Lisa at b’gifted had the idea of compiling 5 “things” that matter most to you. When you look around your home, pick out what you feel is most important. It was pretty rewarding to pull together 5 “things” that matter most to me. Especially as we get more materialistic with the latest technology and trends, it’s important to think about what really matters, even when it comes to “things”.
- Letters from War
Perhaps my most important possession is a wood chest full of letters my Grandfather wrote during World War II. He wrote dozens of notes that give a fascinating glimpse into his time in Europe. While some are letters he clearly wrote just to pass the time, others describe his visit to see his brother’s grave in France, or his travels after the war to some of the most beautiful places in Europe. I’ve spent days reading these letters, and I still have more to go.
- The Family Cabin
My dream for years has been to have a family cabin in the Alleghenies. When my grandmother recently passed away, my cousin and I spent hours going through old family pictures and papers spanning more than 120 years. One of our discoveries was pictures and a deed for a family cabin that was sold in the 1950’s. I hope this cabin still exists somewhere in Forest County… and I plan on finding out.
- Grampy’s childhood bible
My other grandfather had a pocket bible that he wrote his name in when he was 8 years old, in 1935. Leather-bound and well used, I can picture him as a child carrying this everywhere he went.
- From Africa
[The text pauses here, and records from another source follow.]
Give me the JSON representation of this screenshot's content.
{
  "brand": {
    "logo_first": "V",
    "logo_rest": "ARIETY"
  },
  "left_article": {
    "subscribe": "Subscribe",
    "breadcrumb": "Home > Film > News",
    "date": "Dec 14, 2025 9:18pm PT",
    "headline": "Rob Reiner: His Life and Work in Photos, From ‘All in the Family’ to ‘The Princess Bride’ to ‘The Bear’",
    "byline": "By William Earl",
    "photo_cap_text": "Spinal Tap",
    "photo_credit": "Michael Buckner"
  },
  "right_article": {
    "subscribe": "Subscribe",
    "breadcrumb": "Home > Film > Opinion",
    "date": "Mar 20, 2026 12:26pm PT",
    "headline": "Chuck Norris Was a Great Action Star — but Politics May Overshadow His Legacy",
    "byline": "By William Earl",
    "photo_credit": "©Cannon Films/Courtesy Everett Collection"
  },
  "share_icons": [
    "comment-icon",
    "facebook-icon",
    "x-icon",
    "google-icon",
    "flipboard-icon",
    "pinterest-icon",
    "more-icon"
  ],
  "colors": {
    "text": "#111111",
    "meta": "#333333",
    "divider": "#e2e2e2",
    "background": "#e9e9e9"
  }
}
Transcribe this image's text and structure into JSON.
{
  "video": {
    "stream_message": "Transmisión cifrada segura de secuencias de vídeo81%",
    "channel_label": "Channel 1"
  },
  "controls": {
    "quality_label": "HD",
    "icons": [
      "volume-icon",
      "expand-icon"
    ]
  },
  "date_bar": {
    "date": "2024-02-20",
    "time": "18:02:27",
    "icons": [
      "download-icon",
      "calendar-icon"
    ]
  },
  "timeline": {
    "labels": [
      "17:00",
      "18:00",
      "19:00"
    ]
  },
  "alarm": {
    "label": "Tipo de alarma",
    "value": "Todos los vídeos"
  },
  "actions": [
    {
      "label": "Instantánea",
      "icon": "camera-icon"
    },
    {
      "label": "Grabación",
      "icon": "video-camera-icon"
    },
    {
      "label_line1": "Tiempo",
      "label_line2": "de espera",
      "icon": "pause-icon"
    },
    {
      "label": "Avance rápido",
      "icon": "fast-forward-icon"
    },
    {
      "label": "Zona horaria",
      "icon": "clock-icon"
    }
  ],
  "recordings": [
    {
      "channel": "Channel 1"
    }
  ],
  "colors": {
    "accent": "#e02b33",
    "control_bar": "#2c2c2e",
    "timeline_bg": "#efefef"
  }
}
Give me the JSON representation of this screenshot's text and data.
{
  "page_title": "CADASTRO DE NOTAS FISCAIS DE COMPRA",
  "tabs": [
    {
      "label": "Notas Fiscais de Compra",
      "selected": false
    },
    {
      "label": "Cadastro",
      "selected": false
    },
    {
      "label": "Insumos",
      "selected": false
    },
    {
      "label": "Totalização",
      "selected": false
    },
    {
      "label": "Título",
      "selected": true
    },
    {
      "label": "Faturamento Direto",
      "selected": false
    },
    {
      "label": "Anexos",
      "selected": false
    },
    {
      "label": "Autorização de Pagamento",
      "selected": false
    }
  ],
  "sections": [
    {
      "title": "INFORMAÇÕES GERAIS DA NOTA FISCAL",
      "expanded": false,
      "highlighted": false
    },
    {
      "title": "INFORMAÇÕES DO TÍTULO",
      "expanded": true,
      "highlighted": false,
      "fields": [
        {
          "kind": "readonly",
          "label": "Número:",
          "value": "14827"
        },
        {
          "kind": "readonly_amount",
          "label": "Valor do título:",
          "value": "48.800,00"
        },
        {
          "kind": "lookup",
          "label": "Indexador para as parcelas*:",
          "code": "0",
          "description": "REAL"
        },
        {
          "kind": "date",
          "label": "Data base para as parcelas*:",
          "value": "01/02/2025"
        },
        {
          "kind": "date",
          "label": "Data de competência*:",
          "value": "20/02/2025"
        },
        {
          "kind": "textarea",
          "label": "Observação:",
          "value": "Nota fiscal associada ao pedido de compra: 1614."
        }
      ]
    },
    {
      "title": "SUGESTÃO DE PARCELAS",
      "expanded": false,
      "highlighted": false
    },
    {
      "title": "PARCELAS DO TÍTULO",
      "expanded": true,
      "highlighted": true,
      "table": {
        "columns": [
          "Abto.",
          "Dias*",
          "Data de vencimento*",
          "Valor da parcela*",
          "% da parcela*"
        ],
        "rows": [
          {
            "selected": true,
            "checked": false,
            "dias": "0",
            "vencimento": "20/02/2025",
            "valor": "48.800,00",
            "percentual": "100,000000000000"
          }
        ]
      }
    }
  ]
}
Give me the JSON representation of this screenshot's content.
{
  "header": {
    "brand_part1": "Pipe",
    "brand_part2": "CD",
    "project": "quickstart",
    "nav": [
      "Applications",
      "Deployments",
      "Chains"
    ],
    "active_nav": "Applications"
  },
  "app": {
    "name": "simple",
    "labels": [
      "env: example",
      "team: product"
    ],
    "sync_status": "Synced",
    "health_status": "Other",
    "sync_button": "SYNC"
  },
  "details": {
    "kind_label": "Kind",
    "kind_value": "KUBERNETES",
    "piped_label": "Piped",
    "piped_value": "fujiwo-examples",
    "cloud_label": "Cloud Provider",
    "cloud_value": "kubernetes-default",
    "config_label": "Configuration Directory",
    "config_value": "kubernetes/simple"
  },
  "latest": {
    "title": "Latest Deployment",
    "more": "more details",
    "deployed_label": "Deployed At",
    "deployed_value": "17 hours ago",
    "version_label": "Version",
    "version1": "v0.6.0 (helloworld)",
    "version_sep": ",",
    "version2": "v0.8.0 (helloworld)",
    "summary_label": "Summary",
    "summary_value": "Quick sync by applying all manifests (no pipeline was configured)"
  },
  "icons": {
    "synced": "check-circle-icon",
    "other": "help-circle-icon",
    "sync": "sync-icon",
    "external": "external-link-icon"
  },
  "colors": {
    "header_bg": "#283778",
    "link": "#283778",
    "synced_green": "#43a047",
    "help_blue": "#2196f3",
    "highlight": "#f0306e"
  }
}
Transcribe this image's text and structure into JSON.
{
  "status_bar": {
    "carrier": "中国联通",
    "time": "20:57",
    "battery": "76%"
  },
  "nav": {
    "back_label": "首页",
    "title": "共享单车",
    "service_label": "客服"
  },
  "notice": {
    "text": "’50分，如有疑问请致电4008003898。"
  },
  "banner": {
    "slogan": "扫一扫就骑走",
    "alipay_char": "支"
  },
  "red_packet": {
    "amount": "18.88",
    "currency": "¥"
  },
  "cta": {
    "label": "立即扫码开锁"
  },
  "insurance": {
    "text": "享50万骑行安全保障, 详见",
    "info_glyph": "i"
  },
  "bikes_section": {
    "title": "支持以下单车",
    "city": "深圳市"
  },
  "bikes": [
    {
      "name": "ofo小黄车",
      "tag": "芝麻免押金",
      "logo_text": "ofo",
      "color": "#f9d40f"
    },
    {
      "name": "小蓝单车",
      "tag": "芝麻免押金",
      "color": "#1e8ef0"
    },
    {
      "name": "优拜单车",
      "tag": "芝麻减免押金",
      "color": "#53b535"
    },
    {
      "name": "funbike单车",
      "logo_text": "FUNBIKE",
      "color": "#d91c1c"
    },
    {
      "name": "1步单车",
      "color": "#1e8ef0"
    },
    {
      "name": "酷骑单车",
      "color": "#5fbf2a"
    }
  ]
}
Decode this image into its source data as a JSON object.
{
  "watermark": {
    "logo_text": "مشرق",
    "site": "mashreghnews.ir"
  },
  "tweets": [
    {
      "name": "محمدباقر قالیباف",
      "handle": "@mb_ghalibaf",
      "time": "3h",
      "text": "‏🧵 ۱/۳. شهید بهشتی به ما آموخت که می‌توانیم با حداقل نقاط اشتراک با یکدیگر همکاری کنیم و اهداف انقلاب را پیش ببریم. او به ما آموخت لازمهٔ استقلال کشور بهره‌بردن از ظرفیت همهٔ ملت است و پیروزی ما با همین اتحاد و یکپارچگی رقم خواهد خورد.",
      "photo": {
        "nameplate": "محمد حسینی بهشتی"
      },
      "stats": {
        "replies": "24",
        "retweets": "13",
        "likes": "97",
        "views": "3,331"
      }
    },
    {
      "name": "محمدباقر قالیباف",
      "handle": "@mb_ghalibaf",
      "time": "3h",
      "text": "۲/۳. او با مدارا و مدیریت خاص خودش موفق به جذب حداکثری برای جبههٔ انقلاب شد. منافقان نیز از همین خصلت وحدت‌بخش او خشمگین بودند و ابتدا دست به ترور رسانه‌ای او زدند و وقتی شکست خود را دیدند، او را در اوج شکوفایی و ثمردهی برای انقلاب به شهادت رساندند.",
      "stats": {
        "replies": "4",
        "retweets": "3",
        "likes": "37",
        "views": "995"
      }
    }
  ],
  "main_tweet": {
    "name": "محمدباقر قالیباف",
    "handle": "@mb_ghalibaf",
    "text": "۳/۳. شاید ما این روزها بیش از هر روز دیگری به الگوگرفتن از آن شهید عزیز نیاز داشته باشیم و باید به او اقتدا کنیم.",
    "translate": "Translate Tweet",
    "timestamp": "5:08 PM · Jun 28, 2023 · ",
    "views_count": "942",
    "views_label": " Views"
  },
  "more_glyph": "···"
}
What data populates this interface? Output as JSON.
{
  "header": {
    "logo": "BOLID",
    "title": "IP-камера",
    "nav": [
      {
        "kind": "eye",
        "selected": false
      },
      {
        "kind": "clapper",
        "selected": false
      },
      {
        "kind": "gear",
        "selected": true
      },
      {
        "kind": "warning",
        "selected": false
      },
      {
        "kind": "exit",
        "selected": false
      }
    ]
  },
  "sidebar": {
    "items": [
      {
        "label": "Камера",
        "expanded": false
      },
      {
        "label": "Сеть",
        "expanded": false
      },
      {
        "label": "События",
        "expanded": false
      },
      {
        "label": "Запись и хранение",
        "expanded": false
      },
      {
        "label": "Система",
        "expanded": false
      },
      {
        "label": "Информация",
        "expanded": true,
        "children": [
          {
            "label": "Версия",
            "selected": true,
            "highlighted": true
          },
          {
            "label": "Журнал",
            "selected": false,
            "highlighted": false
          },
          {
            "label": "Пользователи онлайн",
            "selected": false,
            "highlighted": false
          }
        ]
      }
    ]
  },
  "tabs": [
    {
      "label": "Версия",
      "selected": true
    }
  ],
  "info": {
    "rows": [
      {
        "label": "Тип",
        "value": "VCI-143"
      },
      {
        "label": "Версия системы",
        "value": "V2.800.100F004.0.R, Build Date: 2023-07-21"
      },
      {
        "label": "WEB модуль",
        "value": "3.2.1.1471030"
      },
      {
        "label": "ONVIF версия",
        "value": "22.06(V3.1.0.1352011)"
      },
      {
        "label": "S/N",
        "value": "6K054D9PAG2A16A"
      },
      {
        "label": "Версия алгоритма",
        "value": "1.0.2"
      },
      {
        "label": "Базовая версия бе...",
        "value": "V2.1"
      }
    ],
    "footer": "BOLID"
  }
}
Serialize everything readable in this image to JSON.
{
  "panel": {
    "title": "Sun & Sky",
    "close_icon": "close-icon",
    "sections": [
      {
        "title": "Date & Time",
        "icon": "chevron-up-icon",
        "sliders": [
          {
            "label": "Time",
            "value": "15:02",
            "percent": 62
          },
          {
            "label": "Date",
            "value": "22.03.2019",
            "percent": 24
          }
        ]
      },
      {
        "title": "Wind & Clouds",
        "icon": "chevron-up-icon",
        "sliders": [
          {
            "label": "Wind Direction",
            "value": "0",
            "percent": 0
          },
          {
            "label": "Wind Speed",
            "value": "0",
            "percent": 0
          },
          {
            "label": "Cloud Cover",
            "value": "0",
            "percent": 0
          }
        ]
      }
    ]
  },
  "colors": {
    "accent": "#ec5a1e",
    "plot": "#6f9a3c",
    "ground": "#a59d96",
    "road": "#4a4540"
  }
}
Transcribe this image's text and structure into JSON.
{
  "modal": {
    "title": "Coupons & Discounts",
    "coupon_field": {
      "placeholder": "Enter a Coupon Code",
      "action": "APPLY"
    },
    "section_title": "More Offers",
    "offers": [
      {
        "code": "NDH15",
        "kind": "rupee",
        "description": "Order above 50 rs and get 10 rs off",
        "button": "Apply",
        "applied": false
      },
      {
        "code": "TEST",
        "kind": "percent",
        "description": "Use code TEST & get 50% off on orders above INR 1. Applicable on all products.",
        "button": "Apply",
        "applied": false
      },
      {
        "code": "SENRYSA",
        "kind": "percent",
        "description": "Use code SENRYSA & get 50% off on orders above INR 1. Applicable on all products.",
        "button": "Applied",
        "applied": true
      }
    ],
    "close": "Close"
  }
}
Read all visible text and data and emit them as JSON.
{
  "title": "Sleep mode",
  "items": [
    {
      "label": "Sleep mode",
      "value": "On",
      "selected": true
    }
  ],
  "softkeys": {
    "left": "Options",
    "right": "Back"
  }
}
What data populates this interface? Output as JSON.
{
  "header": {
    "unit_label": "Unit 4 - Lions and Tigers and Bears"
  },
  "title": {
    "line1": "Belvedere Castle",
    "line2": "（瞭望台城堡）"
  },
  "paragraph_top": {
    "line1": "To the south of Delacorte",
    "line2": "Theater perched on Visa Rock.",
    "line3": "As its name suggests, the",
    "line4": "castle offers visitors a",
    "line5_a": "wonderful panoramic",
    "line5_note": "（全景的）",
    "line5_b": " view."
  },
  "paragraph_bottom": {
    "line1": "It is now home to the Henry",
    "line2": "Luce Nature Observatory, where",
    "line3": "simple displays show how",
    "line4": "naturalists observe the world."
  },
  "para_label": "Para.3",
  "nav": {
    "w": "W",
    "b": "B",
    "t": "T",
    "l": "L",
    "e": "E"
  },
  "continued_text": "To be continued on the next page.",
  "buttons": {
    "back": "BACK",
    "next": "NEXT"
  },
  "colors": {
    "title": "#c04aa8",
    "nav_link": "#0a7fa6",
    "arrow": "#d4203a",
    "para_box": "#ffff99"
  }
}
In 2003 I took a mission trip to Africa that changed my life. I met some of the most incredibly genuine people, and many of them are still my friends today. At Victoria Falls in Zimbabwe, I had the chance to buy souvenirs from the trip. My favorite is a sable horn (type of antelope), with Africa’s “big 5” animals hand-carved into it. I’m told the horn was naturally shed, so I choose to believe that. If you ever get a chance to go to Africa, DO NOT pass it up.
- Antique book with Grove City ties
I love history and I love old books. The Tragedy of Paotingfu was an exciting find for me. Written by Grove City College founder, Isaac Ketler, it’s a true story about his niece and family who where missionaries from Grove City. They were a few of the 200 missionaries killed during the Boxer Rebellion, which was an uprising in China from 1899-1901. While the content is quite dark, I love having an old book that isn’t just for show.
- What are your favorite 5 things? Take a picture, write about them. Email them to firstname.lastname@example.org
by Alex DeGroff